A reader writes in to tell me, “Paul Ryan said the same thing and Politifact has already debunked it.” He goes on to tell me to stop being a Republican hack, spreading lies, etc. He also sends me the PolitiFact link.
My reader’s faith in PolitiFact is misplaced.
In late June, Ryan spoke to Fox News about the CBO’s projections about the health-care bill then before the Senate. He said that the CBO was “basically” saying that a lot of people would choose not to buy health insurance once freed from the threat of fines, and that changes to Medicaid would keep some states from expanding their programs and letting people join the rolls. Jon Greenberg of PolitiFact graded Ryan’s claim “mostly false.”

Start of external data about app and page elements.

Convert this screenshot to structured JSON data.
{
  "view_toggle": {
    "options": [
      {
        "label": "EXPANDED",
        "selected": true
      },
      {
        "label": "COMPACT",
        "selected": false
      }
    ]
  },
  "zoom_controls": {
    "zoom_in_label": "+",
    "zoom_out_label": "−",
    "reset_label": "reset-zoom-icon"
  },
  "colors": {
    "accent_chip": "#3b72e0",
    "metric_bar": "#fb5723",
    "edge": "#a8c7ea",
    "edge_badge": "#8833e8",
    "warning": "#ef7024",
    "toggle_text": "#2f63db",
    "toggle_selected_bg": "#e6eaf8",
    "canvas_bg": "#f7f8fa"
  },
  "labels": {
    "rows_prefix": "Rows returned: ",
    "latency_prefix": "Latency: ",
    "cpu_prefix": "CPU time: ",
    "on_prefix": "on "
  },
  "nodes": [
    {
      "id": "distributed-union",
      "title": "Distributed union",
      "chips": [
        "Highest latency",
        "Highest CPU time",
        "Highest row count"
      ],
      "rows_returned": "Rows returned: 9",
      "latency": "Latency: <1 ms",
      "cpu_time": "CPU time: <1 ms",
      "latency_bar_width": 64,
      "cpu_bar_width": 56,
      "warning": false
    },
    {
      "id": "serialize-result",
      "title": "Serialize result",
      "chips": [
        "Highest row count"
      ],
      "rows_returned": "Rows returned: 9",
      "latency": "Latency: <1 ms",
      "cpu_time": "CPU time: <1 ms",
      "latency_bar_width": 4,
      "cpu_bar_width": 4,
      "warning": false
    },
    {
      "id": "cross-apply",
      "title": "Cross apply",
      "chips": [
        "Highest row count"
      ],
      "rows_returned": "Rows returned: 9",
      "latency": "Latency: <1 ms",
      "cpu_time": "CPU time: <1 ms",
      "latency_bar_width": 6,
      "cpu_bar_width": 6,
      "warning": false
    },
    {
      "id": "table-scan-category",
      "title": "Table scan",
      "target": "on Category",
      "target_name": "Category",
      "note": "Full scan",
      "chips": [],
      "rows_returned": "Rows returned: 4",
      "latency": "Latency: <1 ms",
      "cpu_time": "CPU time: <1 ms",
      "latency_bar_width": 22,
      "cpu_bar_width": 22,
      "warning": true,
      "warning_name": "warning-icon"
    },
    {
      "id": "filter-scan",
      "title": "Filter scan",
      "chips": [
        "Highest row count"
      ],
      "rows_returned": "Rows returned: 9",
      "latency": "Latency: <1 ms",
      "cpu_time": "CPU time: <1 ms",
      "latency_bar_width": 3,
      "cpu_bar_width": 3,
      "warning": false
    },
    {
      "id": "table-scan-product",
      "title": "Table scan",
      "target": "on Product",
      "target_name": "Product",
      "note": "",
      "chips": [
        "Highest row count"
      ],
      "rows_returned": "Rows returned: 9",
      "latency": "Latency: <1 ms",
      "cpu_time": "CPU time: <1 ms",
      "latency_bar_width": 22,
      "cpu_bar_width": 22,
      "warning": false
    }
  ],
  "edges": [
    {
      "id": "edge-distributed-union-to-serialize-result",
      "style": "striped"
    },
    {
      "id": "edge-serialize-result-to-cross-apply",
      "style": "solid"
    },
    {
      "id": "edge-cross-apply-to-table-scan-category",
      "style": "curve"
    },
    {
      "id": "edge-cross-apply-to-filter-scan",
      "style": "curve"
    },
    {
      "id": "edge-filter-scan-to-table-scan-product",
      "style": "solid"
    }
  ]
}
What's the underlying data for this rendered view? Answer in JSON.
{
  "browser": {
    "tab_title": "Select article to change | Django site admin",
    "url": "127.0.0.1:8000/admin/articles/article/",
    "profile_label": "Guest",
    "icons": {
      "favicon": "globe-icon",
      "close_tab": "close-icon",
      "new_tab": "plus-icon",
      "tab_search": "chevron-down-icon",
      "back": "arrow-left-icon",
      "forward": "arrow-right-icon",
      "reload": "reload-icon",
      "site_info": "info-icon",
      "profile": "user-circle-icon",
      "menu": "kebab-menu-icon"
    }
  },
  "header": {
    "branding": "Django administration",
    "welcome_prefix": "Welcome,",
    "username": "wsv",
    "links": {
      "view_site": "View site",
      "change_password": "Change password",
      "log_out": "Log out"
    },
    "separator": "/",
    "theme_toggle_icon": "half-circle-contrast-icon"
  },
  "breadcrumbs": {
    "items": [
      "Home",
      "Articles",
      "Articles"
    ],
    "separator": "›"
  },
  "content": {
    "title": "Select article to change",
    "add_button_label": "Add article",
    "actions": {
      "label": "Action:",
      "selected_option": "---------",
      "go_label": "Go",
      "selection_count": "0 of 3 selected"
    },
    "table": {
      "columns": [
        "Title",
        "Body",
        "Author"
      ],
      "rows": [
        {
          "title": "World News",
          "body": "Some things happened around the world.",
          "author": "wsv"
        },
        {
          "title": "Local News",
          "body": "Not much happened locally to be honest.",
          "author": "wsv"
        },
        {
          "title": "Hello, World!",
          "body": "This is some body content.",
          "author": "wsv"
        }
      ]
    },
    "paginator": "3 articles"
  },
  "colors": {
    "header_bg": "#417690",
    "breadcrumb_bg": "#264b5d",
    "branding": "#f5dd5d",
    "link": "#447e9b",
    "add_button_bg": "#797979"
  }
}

As it happens, I’ve criticized Greenberg’s work on health care for PolitiFact before. On this occasion, too, Greenberg was just mistaken. The root problem is that Greenberg assumed that the fines on people without insurance—Obamacare’s “individual mandate”—operate only in the market for individually purchased health insurance and that getting rid of them has no effect on Medicaid enrollment. So he thinks that all of the decline in Medicaid enrollment that CBO projects are the result of reforms to Medicaid that would have kept people who want it from getting it, and Ryan is exaggerating the effect of the fines.
That’s not at all what CBO assumes, and the very CBO report to which Greenberg links says so (twice, on p. 19). Subsequent CBO reports have made the point even clearer. In late July, the CBO estimated the effects of a “skinny bill” that made no reforms to Medicaid but got rid of the fines for people without insurance. CBO found that the bill would cause 7 million fewer people to enroll in Medicaid in 2026.
It is, perhaps, to Greenberg’s credit that a finding this implausible did not occur to him. But that is what the CBO was saying: Get rid of the fines, and 7 million people will refrain from signing up for a benefit that is effectively free to them.
The CBO’s report on the skinny bill also knocks out a second argument from Greenberg. The CBO had projected that the fatter Senate bill would lead to 7 million fewer people having insurance in the individual market, too. Greenberg said that Ryan was wrong to say these people would “basically” be leaving the market because Republicans gave them the option to do it without being fined. Many of those people, Greenberg said, would leave the market because the bill reduced their subsidies. The skinny bill didn’t change the subsidies, though, and the CBO revised its number from 7 million to. . . 6 million.
Ryan was right, and PolitiFact just doesn’t understand what it’s talking about. We should remember that if health-care legislation comes back from the dead—or, really, any time that the website grades anyone for accuracy.